**Action item**
Give every line from the entries that contains "untuk".

START Record set

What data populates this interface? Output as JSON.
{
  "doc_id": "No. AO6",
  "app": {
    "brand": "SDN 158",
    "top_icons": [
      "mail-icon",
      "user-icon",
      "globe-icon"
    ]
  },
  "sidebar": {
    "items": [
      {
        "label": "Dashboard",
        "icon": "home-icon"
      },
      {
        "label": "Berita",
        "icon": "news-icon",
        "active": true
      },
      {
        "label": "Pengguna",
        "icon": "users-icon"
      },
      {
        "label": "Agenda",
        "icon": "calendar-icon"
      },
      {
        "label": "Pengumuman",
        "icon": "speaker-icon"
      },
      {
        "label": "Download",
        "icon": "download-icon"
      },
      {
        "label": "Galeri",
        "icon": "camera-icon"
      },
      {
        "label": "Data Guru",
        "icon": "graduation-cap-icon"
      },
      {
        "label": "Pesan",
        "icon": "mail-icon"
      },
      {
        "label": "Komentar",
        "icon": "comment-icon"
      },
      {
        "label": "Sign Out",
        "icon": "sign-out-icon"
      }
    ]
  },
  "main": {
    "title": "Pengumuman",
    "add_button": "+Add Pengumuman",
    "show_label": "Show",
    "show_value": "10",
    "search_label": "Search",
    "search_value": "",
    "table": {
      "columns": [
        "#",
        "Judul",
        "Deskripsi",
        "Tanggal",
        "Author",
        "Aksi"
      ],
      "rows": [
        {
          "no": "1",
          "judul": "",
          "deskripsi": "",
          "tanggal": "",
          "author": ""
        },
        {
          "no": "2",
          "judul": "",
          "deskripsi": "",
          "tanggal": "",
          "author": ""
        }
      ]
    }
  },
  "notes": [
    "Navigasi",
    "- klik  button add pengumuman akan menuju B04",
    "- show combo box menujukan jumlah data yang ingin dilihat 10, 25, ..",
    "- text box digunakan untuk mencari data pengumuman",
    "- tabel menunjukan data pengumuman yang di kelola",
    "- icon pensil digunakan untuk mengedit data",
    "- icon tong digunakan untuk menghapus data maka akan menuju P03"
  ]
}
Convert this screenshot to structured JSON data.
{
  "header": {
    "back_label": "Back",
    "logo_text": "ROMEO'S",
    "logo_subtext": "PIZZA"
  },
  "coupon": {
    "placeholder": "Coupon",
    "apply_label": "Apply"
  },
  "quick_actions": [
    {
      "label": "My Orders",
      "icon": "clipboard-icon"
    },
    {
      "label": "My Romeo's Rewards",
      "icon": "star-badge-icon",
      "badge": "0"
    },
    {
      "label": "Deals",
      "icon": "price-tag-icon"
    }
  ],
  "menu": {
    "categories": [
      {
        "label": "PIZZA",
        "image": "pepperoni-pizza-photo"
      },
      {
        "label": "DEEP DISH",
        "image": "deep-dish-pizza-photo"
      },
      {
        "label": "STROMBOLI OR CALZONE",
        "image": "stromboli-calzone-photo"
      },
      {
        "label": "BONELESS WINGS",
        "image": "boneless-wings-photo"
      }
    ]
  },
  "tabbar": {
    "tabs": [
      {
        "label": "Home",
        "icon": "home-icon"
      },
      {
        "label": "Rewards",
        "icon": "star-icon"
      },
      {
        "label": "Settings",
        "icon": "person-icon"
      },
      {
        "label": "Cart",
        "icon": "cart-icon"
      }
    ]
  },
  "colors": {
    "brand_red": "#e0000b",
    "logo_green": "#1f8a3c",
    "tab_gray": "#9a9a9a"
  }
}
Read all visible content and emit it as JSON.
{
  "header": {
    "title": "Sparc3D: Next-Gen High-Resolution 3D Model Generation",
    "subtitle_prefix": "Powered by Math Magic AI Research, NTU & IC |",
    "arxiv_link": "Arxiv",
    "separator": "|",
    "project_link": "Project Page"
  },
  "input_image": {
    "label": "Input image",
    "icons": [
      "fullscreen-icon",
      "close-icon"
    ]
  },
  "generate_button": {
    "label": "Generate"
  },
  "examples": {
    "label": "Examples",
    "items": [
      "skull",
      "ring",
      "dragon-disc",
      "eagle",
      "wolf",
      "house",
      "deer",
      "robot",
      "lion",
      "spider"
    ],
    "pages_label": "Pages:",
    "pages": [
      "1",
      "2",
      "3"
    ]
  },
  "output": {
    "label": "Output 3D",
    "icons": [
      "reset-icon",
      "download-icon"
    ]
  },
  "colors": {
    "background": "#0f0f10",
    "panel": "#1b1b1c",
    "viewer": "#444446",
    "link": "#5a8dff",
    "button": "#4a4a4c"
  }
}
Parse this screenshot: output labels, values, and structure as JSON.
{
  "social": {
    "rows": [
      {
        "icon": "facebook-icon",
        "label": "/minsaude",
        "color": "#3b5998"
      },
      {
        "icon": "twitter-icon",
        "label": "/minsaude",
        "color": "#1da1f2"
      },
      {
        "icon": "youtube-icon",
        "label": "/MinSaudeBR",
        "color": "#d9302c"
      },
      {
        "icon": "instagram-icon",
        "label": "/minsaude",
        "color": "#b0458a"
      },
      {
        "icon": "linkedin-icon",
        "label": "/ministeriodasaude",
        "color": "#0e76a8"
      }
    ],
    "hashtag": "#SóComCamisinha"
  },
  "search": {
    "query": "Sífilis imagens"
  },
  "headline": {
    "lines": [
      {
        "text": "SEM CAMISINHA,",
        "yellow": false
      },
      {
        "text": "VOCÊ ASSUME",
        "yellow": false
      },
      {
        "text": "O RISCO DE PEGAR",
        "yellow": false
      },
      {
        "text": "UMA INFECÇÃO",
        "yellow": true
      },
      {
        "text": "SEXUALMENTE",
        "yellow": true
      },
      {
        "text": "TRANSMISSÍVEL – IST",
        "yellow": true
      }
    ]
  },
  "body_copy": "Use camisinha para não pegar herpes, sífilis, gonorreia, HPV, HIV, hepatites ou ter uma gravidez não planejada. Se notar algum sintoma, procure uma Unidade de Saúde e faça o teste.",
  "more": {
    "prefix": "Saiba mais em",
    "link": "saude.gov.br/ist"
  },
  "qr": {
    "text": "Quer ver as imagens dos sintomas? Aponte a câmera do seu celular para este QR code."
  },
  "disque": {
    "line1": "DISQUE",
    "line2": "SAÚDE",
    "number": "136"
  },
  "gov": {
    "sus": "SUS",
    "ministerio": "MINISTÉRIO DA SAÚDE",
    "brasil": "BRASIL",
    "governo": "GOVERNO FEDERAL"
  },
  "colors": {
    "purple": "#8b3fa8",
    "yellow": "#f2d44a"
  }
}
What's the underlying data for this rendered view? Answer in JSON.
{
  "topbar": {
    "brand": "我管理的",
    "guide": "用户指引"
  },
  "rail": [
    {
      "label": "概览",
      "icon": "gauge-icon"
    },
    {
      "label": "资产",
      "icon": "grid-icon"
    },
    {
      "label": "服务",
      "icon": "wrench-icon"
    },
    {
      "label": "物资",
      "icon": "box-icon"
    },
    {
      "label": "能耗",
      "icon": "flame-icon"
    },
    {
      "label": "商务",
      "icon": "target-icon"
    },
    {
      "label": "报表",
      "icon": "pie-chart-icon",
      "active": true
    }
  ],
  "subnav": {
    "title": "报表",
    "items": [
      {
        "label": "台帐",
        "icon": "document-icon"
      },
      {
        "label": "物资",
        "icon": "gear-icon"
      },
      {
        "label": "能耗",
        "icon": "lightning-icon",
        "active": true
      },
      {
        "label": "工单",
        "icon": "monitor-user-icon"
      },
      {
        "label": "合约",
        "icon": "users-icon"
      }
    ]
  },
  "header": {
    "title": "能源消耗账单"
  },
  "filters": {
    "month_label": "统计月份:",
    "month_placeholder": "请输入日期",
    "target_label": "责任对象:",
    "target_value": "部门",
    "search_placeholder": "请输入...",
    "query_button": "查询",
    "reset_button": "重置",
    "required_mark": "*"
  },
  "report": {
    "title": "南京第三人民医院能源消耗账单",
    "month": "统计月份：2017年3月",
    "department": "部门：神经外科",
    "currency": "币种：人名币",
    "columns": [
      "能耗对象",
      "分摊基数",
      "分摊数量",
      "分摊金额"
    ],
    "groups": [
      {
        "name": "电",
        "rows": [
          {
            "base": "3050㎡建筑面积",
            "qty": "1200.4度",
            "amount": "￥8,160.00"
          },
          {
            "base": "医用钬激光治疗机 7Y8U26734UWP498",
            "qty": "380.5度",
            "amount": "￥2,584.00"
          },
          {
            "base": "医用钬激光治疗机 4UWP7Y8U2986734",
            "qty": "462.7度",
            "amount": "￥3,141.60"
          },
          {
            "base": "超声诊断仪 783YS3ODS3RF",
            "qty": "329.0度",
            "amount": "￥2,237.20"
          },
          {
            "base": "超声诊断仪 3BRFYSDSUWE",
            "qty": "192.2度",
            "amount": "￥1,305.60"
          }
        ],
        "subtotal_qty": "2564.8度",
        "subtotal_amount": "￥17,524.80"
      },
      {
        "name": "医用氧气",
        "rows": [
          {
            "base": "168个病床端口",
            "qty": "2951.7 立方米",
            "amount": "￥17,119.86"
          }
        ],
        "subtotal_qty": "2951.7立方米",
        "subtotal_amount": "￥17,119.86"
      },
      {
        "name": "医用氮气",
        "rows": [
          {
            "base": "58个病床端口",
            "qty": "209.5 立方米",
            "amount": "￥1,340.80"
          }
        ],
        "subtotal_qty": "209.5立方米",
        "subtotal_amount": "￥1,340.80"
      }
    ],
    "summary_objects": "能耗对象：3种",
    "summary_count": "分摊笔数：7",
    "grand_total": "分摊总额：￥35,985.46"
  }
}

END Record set

**Answer box**
    "- text box digunakan untuk mencari data pengumuman",
    "- icon pensil digunakan untuk mengedit data",
    "- icon tong digunakan untuk menghapus data maka akan menuju P03"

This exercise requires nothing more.